Certification has become an important part of the optometric career advancement process because it demonstrates that an individual possesses a level of competence that is required to be successful in the industry. While certification in and of itself does not expand one’s knowledge or skill set, it does serve as an indication of whether or not someone is competent to perform the job. Employers commonly use certification as a metric by which they critically assess an individual’s suitability for available positions.
Paraoptometric professionals who have been certified can generally expect to have more job opportunities available to them. Optical employers prefer to hire credentialed applicants because they know that they require less training and support. Employers also realize that many customers respond better to employees who can demonstrate that they have met national standards of competence.
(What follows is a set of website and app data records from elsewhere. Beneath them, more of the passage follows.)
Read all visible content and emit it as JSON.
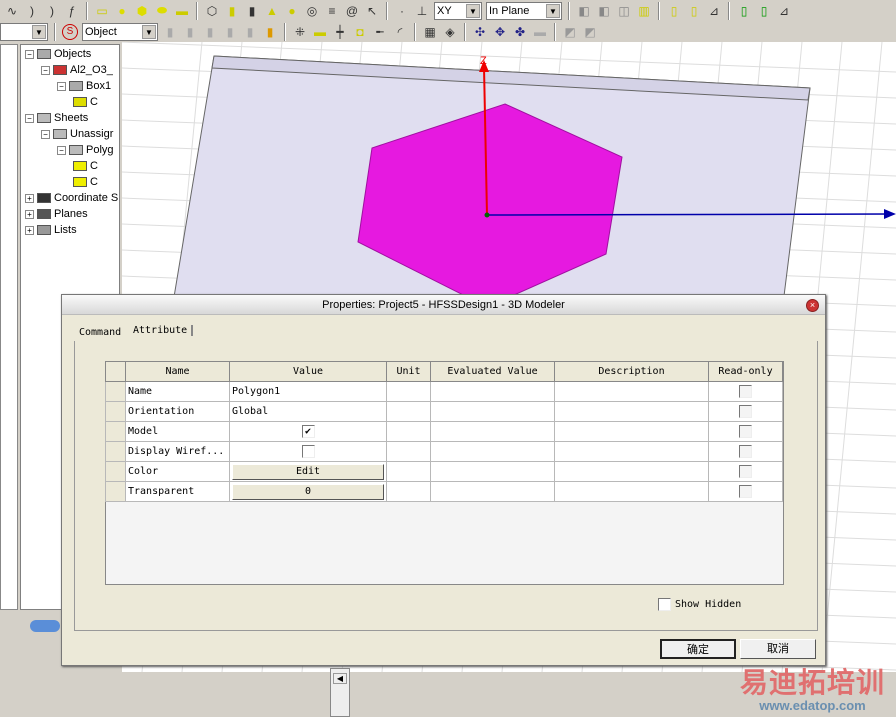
{
  "toolbar": {
    "select_mode": "Object",
    "plane": "XY",
    "plane_mode": "In Plane"
  },
  "tree": {
    "items": [
      {
        "label": "Objects",
        "expander": "−"
      },
      {
        "label": "Al2_O3_",
        "expander": "−"
      },
      {
        "label": "Box1",
        "expander": "−"
      },
      {
        "label": "C"
      },
      {
        "label": "Sheets",
        "expander": "−"
      },
      {
        "label": "Unassigr",
        "expander": "−"
      },
      {
        "label": "Polyg",
        "expander": "−"
      },
      {
        "label": "C"
      },
      {
        "label": "C"
      },
      {
        "label": "Coordinate S",
        "expander": "+"
      },
      {
        "label": "Planes",
        "expander": "+"
      },
      {
        "label": "Lists",
        "expander": "+"
      }
    ]
  },
  "viewport": {
    "axis_z_label": "Z",
    "hexagon_color": "#e619e0",
    "slab_color": "#e0def0"
  },
  "dialog": {
    "title": "Properties: Project5 - HFSSDesign1 - 3D Modeler",
    "close": "×",
    "tabs": [
      "Command",
      "Attribute"
    ],
    "columns": [
      "Name",
      "Value",
      "Unit",
      "Evaluated Value",
      "Description",
      "Read-only"
    ],
    "rows": [
      {
        "name": "Name",
        "value": "Polygon1",
        "type": "text"
      },
      {
        "name": "Orientation",
        "value": "Global",
        "type": "text"
      },
      {
        "name": "Model",
        "value": "✔",
        "type": "check",
        "checked": true
      },
      {
        "name": "Display Wiref...",
        "value": "",
        "type": "check",
        "checked": false
      },
      {
        "name": "Color",
        "value": "Edit",
        "type": "button"
      },
      {
        "name": "Transparent",
        "value": "0",
        "type": "button"
      }
    ],
    "show_hidden": "Show Hidden",
    "ok": "确定",
    "cancel": "取消"
  },
  "watermark": {
    "title": "易迪拓培训",
    "url": "www.edatop.com"
  }
}
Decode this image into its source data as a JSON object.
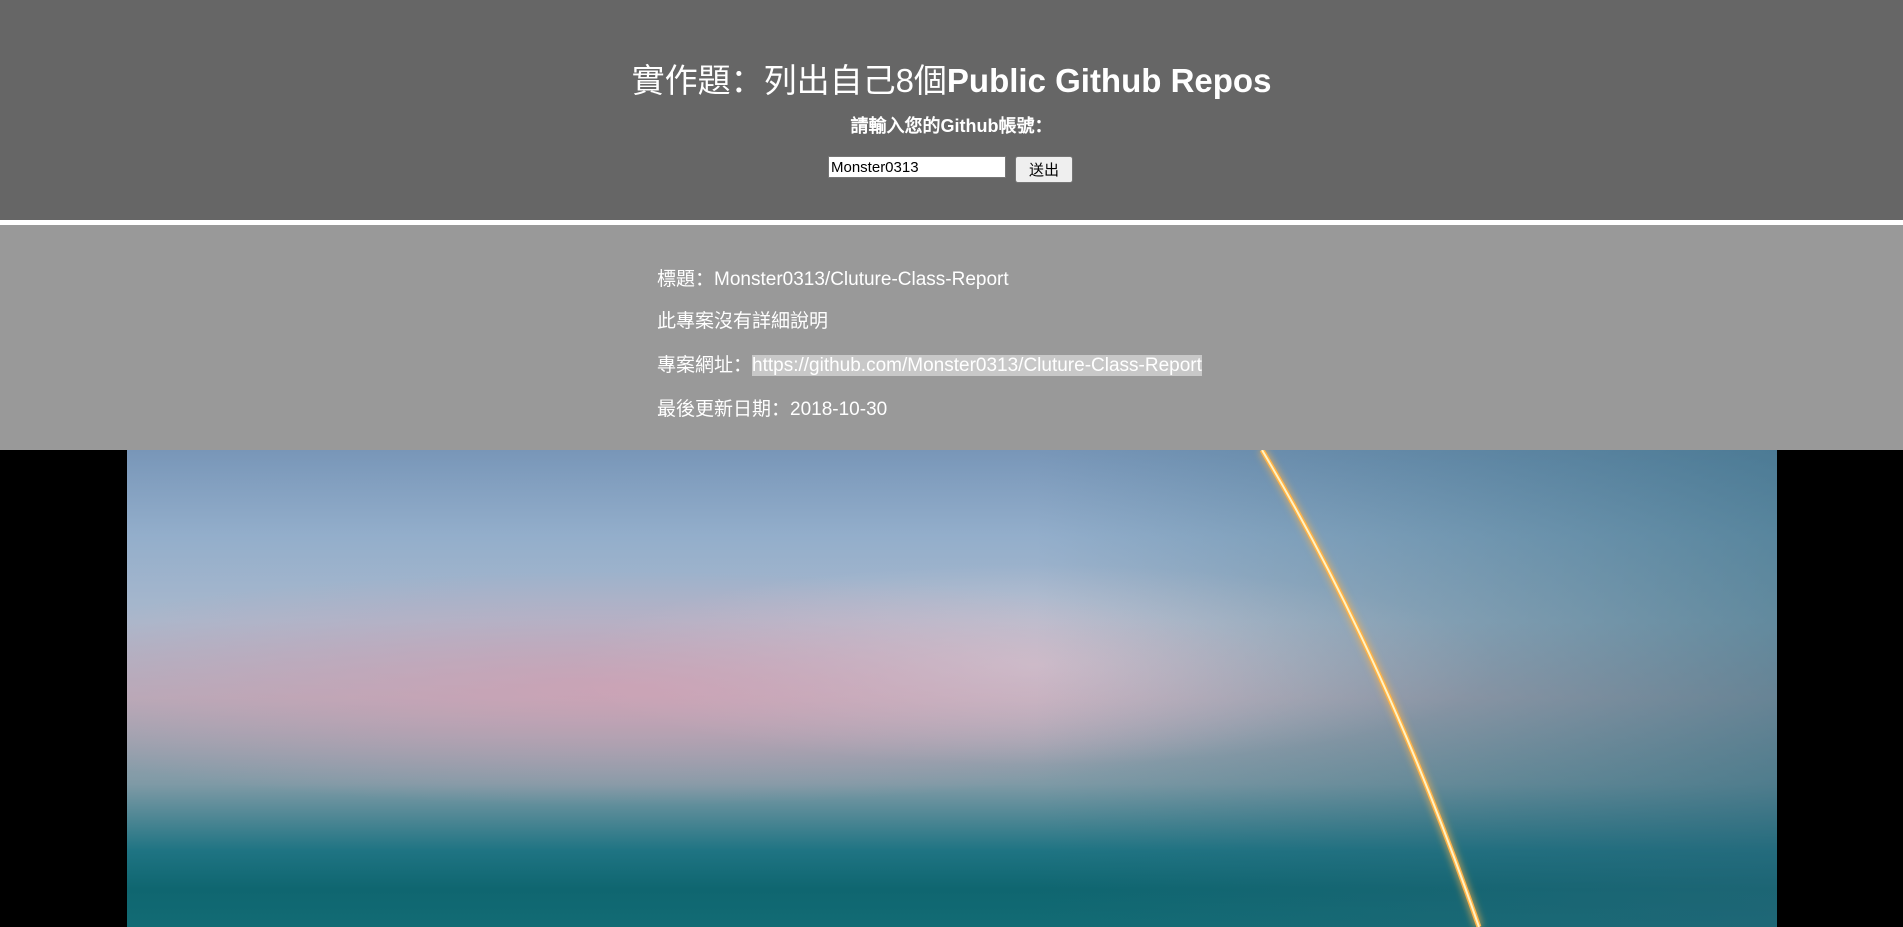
{
  "header": {
    "title_cjk": "實作題：列出自己8個",
    "title_latin": "Public Github Repos",
    "prompt": "請輸入您的Github帳號："
  },
  "form": {
    "username_value": "Monster0313",
    "submit_label": "送出"
  },
  "repo": {
    "title_label": "標題：",
    "title_value": "Monster0313/Cluture-Class-Report",
    "description": "此專案沒有詳細說明",
    "url_label": "專案網址：",
    "url_value": "https://github.com/Monster0313/Cluture-Class-Report",
    "updated_label": "最後更新日期：",
    "updated_value": "2018-10-30"
  },
  "colors": {
    "header_bg": "#666666",
    "panel_bg": "#999999",
    "page_bg": "#000000",
    "rocket_trail": "#ffb347"
  },
  "hero": {
    "icon": "rocket-launch-photo"
  }
}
Certified employees are an important asset to a business because they represent a marketing advantage over the competition that can be used to attract and retain customers. These factors also lead to higher salaries for paraoptometric staff.
Paraoptometric Certification Options
The Commission on Paraoptometric Certification (CPC) is the nongovernmental agency that provides opportunities for optometric professionals to obtain voluntary recognition for their knowledge and understanding of the industry. For those who are unfamiliar with paraoptometrics, these are allied health personnel who work with optometrists to provide high-level eye care to the community. Some of the tasks that make up the paraoptometric job description include office procedures, exam assistance, pre-testing, contact lens education, and frame styling. Employees who work in these positions are commonly referred to as optometric assistants or optometric technicians.
The CPC offers three general certification options including the Certified Paraoptometric (CPO), Certified Paraoptometric Assistant (CPOA), and Certified Paraoptometric Technician (CPOT). Each type of certification has been designed to assess an individual’s knowledge and skills relating to specific responsibilities within the profession. Obtaining the designations listed above will often improve one’s ability to secure employment and can lead to enhanced recognition and greater autonomy within the workplace.
Certified Paraoptometric (CPO) Certification
The certified paraoptometric certification exam demonstrates an understanding of the most fundamental tasks expected of an optometric employee. Competencies at this level of practice include tasks such as appointment scheduling, patient recall, insurance and payment processing, and telephone etiquette. Individuals who wish to voluntarily complete CPO certification must have a high school diploma or GED and at least six months of experience in the eye care industry.
The certification examination consists of 100 multiple choice questions covering a variety of topics. The exam fee is $265 with a $200 rescheduling fee. More in-depth details relating to this level of certification can be found in the CPO Handbook.
Certified Paraoptometric Assistant (CPOA) Certification
CPOA certification represents a comprehensive understanding of a more advanced set of common optometric technical responsibilities. Competencies covered by this level of certification include documentation of patient histories, visual acuity, keratometry, glaucoma screening, blood pressure reading, and pupillary distance measurement. Individuals who wish to voluntarily complete CPOA certification must currently possess CPO Certification and demonstrate that they have a minimum of six months experience as a CPO.
The certification examination includes 200 multiple choice questions covering practice management, office procedures, ophthalmic optics, dispensing, refraction, ocular anatomy, and ocular physiology. The exam fee is $285 or $200 for individuals who meet student eligibility criteria. More in-depth details relating to this level of certification can be found in the CPOA Handbook.
Certified Paraoptometric Technician (CPOT) Certification
CPOT certification represents a comprehensive understanding of all the tasks covered by CPO and CPOA certification with the addition of ordering prescription eye wear, contact lens modification, eye photography, and staff supervision. Individuals who wish to voluntarily complete CPOT certification must currently be certified as a CPOA and demonstrate a minimum of six months experience as a CPOA in the eye care industry.
The certification process consists of both a written and practical examination. The written examination contains 225 multiple choice questions and the practical examination consists of three hands-on stations. Skills tested by the practical exam include case history and pre-testing, blood pressure measurement, contact lens modification, tonometry, pachymetry, dilation, lensometry, base curve measurement, and pupillary distance measurement. The written examination fee is $285 and the practical examination fee is $265. Extensive details of each exam can be found by reviewing the CPOT Handbook and the CPOT Practical Handbook.
The CPC does offer an additional type of certification for paraoptometric coders. Optometric employees who work as coders are responsible for making sure that documentation of all patient diagnoses and procedures meet standard requirements. This process is important for making sure that providers are reimbursed for their work in a timely and accurate manner. It also serves as a defense against compliance audits performed by the government and insurance companies.
The Certified Paraoptometric Coder (CPOC) Certification Examination is an open-book exam that consists of 125 multiple choice questions. The exam is two hours in length and costs $265 with a $200 rescheduling fee. Details of the exam can be found in the CPOC Handbook.